*What you should do*: Report all lines of the records that contain "kind".

[Items from an interface collection]
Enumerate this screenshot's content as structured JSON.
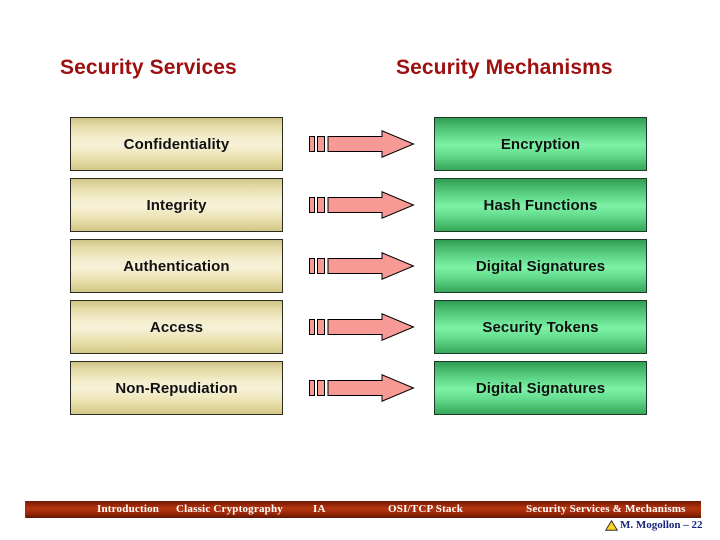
{
  "slide": {
    "title": "Security Services & Mechanisms",
    "background_color": "#ffffff"
  },
  "headings": {
    "left": "Security Services",
    "right": "Security Mechanisms",
    "color": "#9e1010"
  },
  "mapping": {
    "arrow_icon": "right-block-arrow-icon",
    "arrow_color": "#f79a96",
    "arrow_outline": "#000000",
    "service_box_color": "#eee6bf",
    "mechanism_box_color": "#5fd689",
    "rows": [
      {
        "service": "Confidentiality",
        "mechanism": "Encryption"
      },
      {
        "service": "Integrity",
        "mechanism": "Hash Functions"
      },
      {
        "service": "Authentication",
        "mechanism": "Digital Signatures"
      },
      {
        "service": "Access",
        "mechanism": "Security Tokens"
      },
      {
        "service": "Non-Repudiation",
        "mechanism": "Digital Signatures"
      }
    ]
  },
  "footer": {
    "bar_color": "#b3360f",
    "nav": [
      "Introduction",
      "Classic Cryptography",
      "IA",
      "OSI/TCP Stack",
      "Security Services & Mechanisms"
    ],
    "author_icon": "yellow-triangle-icon",
    "author": "M. Mogollon – 22",
    "author_color": "#16267a"
  }
}
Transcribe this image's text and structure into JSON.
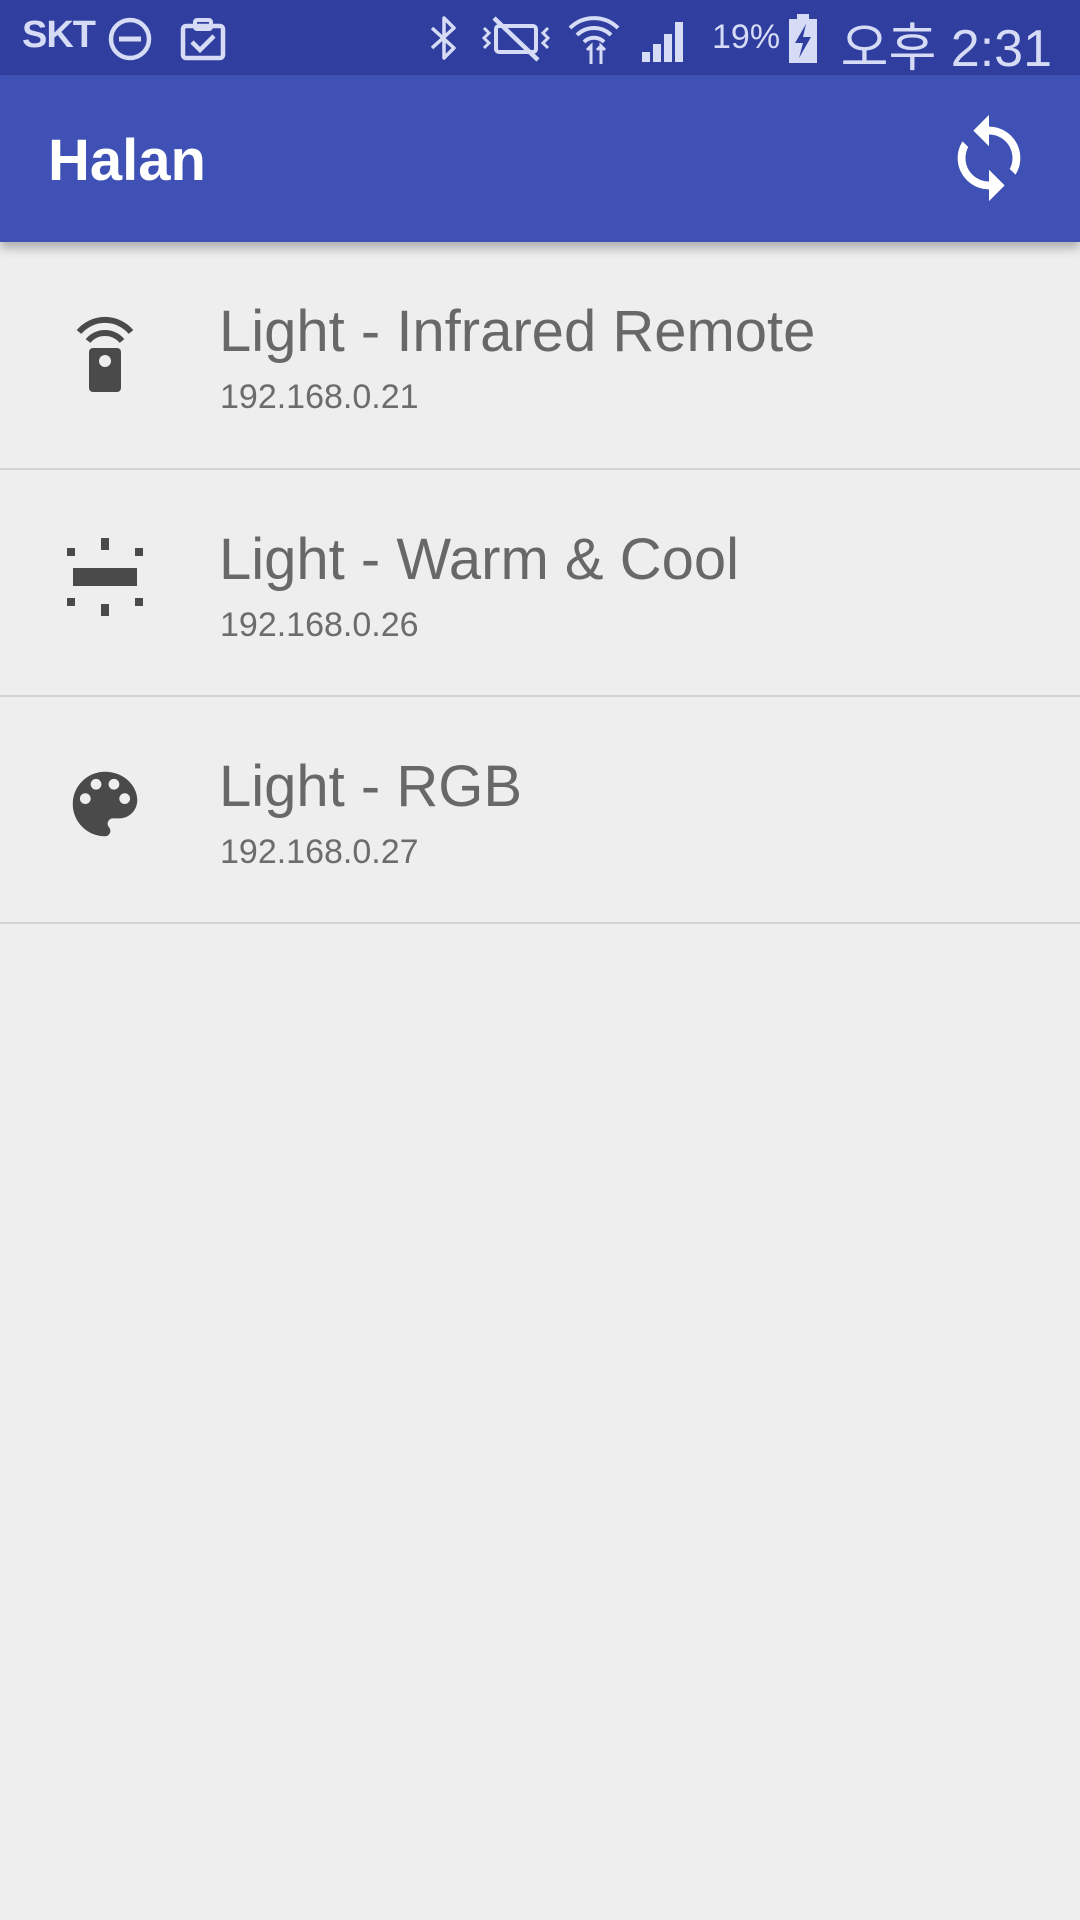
{
  "status_bar": {
    "carrier": "SKT",
    "battery_percent": "19%",
    "time": "오후 2:31",
    "icons": [
      "do-not-disturb-icon",
      "clipboard-check-icon",
      "bluetooth-icon",
      "vibrate-off-icon",
      "wifi-icon",
      "cell-signal-icon",
      "battery-charging-icon"
    ]
  },
  "app_bar": {
    "title": "Halan",
    "action_icon": "refresh-icon"
  },
  "devices": [
    {
      "name": "Light - Infrared Remote",
      "ip": "192.168.0.21",
      "icon": "remote-control-icon"
    },
    {
      "name": "Light - Warm & Cool",
      "ip": "192.168.0.26",
      "icon": "light-strip-icon"
    },
    {
      "name": "Light - RGB",
      "ip": "192.168.0.27",
      "icon": "palette-icon"
    }
  ],
  "colors": {
    "status_bar": "#303f9f",
    "app_bar": "#3f51b5",
    "background": "#eeeeee",
    "text_primary": "#686868",
    "icon": "#4a4a4a"
  }
}
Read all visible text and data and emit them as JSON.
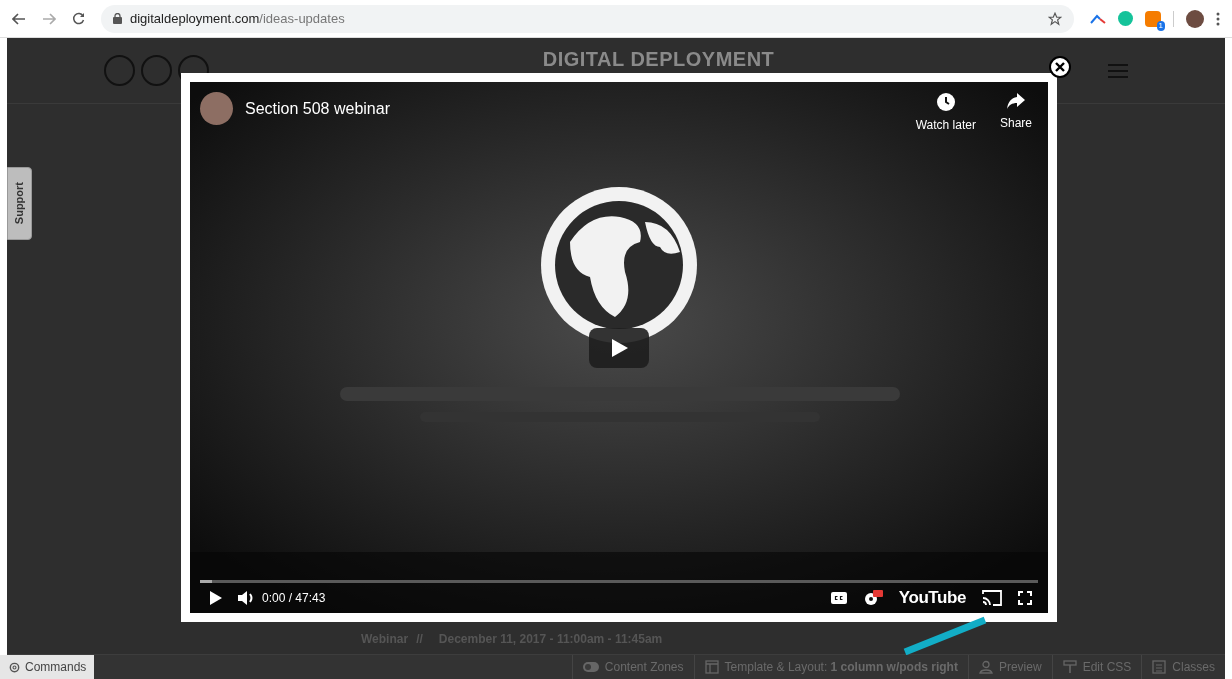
{
  "browser": {
    "url_host": "digitaldeployment.com",
    "url_path": "/ideas-updates",
    "extension_badge": "1"
  },
  "site_header": {
    "logo": "DIGITAL DEPLOYMENT"
  },
  "support_tab": "Support",
  "video": {
    "title": "Section 508 webinar",
    "actions": [
      {
        "label": "Watch later",
        "kind": "clock"
      },
      {
        "label": "Share",
        "kind": "share"
      }
    ],
    "progress": {
      "level": 0.014
    },
    "time": "0:00 / 47:43",
    "brand": "YouTube"
  },
  "event_line": {
    "type": "Webinar",
    "separator": "//",
    "date": "December 11, 2017 - 11:00am - 11:45am"
  },
  "bottom_bar": {
    "commands": "Commands",
    "items": [
      {
        "label": "Content Zones",
        "kind": "toggle"
      },
      {
        "label": "Template & Layout: **1 column w/pods right**",
        "kind": "layout"
      },
      {
        "label": "Preview",
        "kind": "person"
      },
      {
        "label": "Edit CSS",
        "kind": "brush"
      },
      {
        "label": "Classes",
        "kind": "list"
      }
    ]
  }
}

*Solution for this problem*:
        "kind": "clock"
        "kind": "share"
        "kind": "toggle"
        "kind": "layout"
        "kind": "person"
        "kind": "brush"
        "kind": "list"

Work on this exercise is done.